Exercise description. Print every line below without adding or leaving out a single word.

Data provided.
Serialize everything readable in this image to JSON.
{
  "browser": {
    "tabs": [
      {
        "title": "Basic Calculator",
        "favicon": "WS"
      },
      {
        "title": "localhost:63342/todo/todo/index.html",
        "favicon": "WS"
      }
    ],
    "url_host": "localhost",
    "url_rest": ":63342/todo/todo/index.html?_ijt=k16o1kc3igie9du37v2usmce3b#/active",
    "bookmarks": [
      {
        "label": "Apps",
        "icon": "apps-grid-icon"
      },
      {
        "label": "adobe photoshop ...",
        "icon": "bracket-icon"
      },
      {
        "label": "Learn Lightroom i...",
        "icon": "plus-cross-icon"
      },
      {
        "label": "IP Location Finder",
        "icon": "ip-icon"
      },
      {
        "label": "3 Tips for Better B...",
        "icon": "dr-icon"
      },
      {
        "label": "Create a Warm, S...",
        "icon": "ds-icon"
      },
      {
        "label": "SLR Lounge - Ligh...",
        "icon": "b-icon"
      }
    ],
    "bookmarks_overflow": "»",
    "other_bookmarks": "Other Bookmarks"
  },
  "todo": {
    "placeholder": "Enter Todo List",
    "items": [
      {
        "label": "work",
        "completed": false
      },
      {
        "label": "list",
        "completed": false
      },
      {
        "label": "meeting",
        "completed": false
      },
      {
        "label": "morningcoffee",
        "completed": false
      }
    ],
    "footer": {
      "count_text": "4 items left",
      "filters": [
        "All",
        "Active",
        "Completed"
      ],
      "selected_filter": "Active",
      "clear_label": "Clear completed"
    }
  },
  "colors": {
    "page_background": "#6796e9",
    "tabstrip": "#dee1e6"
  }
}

Answer to this problem.
Serialize everything readable in this image to JSON.
{
  "browser": {
    "tabs": [
      {
        "title": "Basic Calculator",
        "favicon": "WS"
      },
      {
        "title": "localhost:63342/todo/todo/index.html",
        "favicon": "WS"
      }
    ],
    "url_host": "localhost",
    "url_rest": ":63342/todo/todo/index.html?_ijt=k16o1kc3igie9du37v2usmce3b#/active",
    "bookmarks": [
      {
        "label": "Apps",
        "icon": "apps-grid-icon"
      },
      {
        "label": "adobe photoshop ...",
        "icon": "bracket-icon"
      },
      {
        "label": "Learn Lightroom i...",
        "icon": "plus-cross-icon"
      },
      {
        "label": "IP Location Finder",
        "icon": "ip-icon"
      },
      {
        "label": "3 Tips for Better B...",
        "icon": "dr-icon"
      },
      {
        "label": "Create a Warm, S...",
        "icon": "ds-icon"
      },
      {
        "label": "SLR Lounge - Ligh...",
        "icon": "b-icon"
      }
    ],
    "bookmarks_overflow": "»",
    "other_bookmarks": "Other Bookmarks"
  },
  "todo": {
    "placeholder": "Enter Todo List",
    "items": [
      {
        "label": "work",
        "completed": false
      },
      {
        "label": "list",
        "completed": false
      },
      {
        "label": "meeting",
        "completed": false
      },
      {
        "label": "morningcoffee",
        "completed": false
      }
    ],
    "footer": {
      "count_text": "4 items left",
      "filters": [
        "All",
        "Active",
        "Completed"
      ],
      "selected_filter": "Active",
      "clear_label": "Clear completed"
    }
  },
  "colors": {
    "page_background": "#6796e9",
    "tabstrip": "#dee1e6"
  }
}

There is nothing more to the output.